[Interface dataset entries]
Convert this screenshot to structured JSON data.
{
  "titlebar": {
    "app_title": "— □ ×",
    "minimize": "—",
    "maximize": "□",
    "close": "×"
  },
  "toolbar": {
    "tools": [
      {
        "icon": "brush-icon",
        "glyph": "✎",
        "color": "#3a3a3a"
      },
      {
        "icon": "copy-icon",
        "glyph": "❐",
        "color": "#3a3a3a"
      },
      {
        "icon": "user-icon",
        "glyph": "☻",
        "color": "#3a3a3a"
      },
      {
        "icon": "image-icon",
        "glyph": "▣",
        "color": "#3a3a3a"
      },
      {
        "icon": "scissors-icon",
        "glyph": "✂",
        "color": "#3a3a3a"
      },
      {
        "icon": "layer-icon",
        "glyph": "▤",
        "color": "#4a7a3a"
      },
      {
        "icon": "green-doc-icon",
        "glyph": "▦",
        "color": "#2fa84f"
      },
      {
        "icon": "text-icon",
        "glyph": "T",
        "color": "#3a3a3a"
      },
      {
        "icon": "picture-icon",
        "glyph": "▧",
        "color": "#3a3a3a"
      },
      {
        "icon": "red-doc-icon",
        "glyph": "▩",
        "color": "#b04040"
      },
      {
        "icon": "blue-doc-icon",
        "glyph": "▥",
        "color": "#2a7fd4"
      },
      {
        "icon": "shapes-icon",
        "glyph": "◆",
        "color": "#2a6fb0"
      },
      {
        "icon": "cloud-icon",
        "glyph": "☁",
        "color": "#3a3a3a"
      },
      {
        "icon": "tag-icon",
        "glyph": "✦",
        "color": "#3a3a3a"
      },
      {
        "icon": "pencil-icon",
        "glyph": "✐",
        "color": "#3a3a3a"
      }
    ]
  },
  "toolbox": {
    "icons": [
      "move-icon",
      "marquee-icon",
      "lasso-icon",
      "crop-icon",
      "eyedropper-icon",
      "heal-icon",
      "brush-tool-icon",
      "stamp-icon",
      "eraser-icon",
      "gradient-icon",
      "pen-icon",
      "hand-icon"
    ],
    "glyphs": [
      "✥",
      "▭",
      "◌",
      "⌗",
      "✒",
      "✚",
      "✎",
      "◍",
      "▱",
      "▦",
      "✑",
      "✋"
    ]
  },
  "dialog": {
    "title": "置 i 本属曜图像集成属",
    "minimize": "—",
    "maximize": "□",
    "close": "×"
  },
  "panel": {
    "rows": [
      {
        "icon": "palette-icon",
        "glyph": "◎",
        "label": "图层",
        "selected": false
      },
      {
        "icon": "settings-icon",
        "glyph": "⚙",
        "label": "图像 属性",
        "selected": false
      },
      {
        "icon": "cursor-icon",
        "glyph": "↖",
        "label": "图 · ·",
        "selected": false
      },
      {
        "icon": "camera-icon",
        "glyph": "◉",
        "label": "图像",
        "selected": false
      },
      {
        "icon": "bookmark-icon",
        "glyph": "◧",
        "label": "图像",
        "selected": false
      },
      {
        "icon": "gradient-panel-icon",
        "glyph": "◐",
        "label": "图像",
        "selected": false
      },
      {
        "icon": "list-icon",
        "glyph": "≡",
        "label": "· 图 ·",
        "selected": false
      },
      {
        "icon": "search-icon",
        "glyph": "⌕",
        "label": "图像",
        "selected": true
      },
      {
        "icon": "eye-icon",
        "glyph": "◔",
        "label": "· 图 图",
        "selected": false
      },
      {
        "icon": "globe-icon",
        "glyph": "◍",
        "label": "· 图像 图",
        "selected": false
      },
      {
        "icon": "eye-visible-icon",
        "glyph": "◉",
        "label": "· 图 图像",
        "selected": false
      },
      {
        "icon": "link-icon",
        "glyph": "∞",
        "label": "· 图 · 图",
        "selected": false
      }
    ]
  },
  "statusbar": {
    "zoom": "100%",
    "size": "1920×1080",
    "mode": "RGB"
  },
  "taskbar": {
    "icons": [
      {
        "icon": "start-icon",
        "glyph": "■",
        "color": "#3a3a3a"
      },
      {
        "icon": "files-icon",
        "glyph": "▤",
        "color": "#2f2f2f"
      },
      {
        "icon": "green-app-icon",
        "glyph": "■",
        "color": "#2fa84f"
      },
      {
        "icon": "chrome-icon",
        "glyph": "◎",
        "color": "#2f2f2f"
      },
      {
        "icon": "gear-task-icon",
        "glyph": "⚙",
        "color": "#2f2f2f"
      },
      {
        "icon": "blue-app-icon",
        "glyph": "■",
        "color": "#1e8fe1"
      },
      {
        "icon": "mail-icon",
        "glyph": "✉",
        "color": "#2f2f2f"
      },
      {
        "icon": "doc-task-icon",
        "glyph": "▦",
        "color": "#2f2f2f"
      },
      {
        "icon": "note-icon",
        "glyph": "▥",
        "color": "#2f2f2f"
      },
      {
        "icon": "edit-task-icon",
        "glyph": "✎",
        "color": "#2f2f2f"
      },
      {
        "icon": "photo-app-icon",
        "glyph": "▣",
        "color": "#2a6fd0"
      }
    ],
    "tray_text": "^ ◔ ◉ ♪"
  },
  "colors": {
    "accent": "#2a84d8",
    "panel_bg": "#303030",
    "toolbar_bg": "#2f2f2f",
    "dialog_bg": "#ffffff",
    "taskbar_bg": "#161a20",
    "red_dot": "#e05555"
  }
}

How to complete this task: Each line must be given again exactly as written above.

Written solution:
Convert this screenshot to structured JSON data.
{
  "titlebar": {
    "app_title": "— □ ×",
    "minimize": "—",
    "maximize": "□",
    "close": "×"
  },
  "toolbar": {
    "tools": [
      {
        "icon": "brush-icon",
        "glyph": "✎",
        "color": "#3a3a3a"
      },
      {
        "icon": "copy-icon",
        "glyph": "❐",
        "color": "#3a3a3a"
      },
      {
        "icon": "user-icon",
        "glyph": "☻",
        "color": "#3a3a3a"
      },
      {
        "icon": "image-icon",
        "glyph": "▣",
        "color": "#3a3a3a"
      },
      {
        "icon": "scissors-icon",
        "glyph": "✂",
        "color": "#3a3a3a"
      },
      {
        "icon": "layer-icon",
        "glyph": "▤",
        "color": "#4a7a3a"
      },
      {
        "icon": "green-doc-icon",
        "glyph": "▦",
        "color": "#2fa84f"
      },
      {
        "icon": "text-icon",
        "glyph": "T",
        "color": "#3a3a3a"
      },
      {
        "icon": "picture-icon",
        "glyph": "▧",
        "color": "#3a3a3a"
      },
      {
        "icon": "red-doc-icon",
        "glyph": "▩",
        "color": "#b04040"
      },
      {
        "icon": "blue-doc-icon",
        "glyph": "▥",
        "color": "#2a7fd4"
      },
      {
        "icon": "shapes-icon",
        "glyph": "◆",
        "color": "#2a6fb0"
      },
      {
        "icon": "cloud-icon",
        "glyph": "☁",
        "color": "#3a3a3a"
      },
      {
        "icon": "tag-icon",
        "glyph": "✦",
        "color": "#3a3a3a"
      },
      {
        "icon": "pencil-icon",
        "glyph": "✐",
        "color": "#3a3a3a"
      }
    ]
  },
  "toolbox": {
    "icons": [
      "move-icon",
      "marquee-icon",
      "lasso-icon",
      "crop-icon",
      "eyedropper-icon",
      "heal-icon",
      "brush-tool-icon",
      "stamp-icon",
      "eraser-icon",
      "gradient-icon",
      "pen-icon",
      "hand-icon"
    ],
    "glyphs": [
      "✥",
      "▭",
      "◌",
      "⌗",
      "✒",
      "✚",
      "✎",
      "◍",
      "▱",
      "▦",
      "✑",
      "✋"
    ]
  },
  "dialog": {
    "title": "置 i 本属曜图像集成属",
    "minimize": "—",
    "maximize": "□",
    "close": "×"
  },
  "panel": {
    "rows": [
      {
        "icon": "palette-icon",
        "glyph": "◎",
        "label": "图层",
        "selected": false
      },
      {
        "icon": "settings-icon",
        "glyph": "⚙",
        "label": "图像 属性",
        "selected": false
      },
      {
        "icon": "cursor-icon",
        "glyph": "↖",
        "label": "图 · ·",
        "selected": false
      },
      {
        "icon": "camera-icon",
        "glyph": "◉",
        "label": "图像",
        "selected": false
      },
      {
        "icon": "bookmark-icon",
        "glyph": "◧",
        "label": "图像",
        "selected": false
      },
      {
        "icon": "gradient-panel-icon",
        "glyph": "◐",
        "label": "图像",
        "selected": false
      },
      {
        "icon": "list-icon",
        "glyph": "≡",
        "label": "· 图 ·",
        "selected": false
      },
      {
        "icon": "search-icon",
        "glyph": "⌕",
        "label": "图像",
        "selected": true
      },
      {
        "icon": "eye-icon",
        "glyph": "◔",
        "label": "· 图 图",
        "selected": false
      },
      {
        "icon": "globe-icon",
        "glyph": "◍",
        "label": "· 图像 图",
        "selected": false
      },
      {
        "icon": "eye-visible-icon",
        "glyph": "◉",
        "label": "· 图 图像",
        "selected": false
      },
      {
        "icon": "link-icon",
        "glyph": "∞",
        "label": "· 图 · 图",
        "selected": false
      }
    ]
  },
  "statusbar": {
    "zoom": "100%",
    "size": "1920×1080",
    "mode": "RGB"
  },
  "taskbar": {
    "icons": [
      {
        "icon": "start-icon",
        "glyph": "■",
        "color": "#3a3a3a"
      },
      {
        "icon": "files-icon",
        "glyph": "▤",
        "color": "#2f2f2f"
      },
      {
        "icon": "green-app-icon",
        "glyph": "■",
        "color": "#2fa84f"
      },
      {
        "icon": "chrome-icon",
        "glyph": "◎",
        "color": "#2f2f2f"
      },
      {
        "icon": "gear-task-icon",
        "glyph": "⚙",
        "color": "#2f2f2f"
      },
      {
        "icon": "blue-app-icon",
        "glyph": "■",
        "color": "#1e8fe1"
      },
      {
        "icon": "mail-icon",
        "glyph": "✉",
        "color": "#2f2f2f"
      },
      {
        "icon": "doc-task-icon",
        "glyph": "▦",
        "color": "#2f2f2f"
      },
      {
        "icon": "note-icon",
        "glyph": "▥",
        "color": "#2f2f2f"
      },
      {
        "icon": "edit-task-icon",
        "glyph": "✎",
        "color": "#2f2f2f"
      },
      {
        "icon": "photo-app-icon",
        "glyph": "▣",
        "color": "#2a6fd0"
      }
    ],
    "tray_text": "^ ◔ ◉ ♪"
  },
  "colors": {
    "accent": "#2a84d8",
    "panel_bg": "#303030",
    "toolbar_bg": "#2f2f2f",
    "dialog_bg": "#ffffff",
    "taskbar_bg": "#161a20",
    "red_dot": "#e05555"
  }
}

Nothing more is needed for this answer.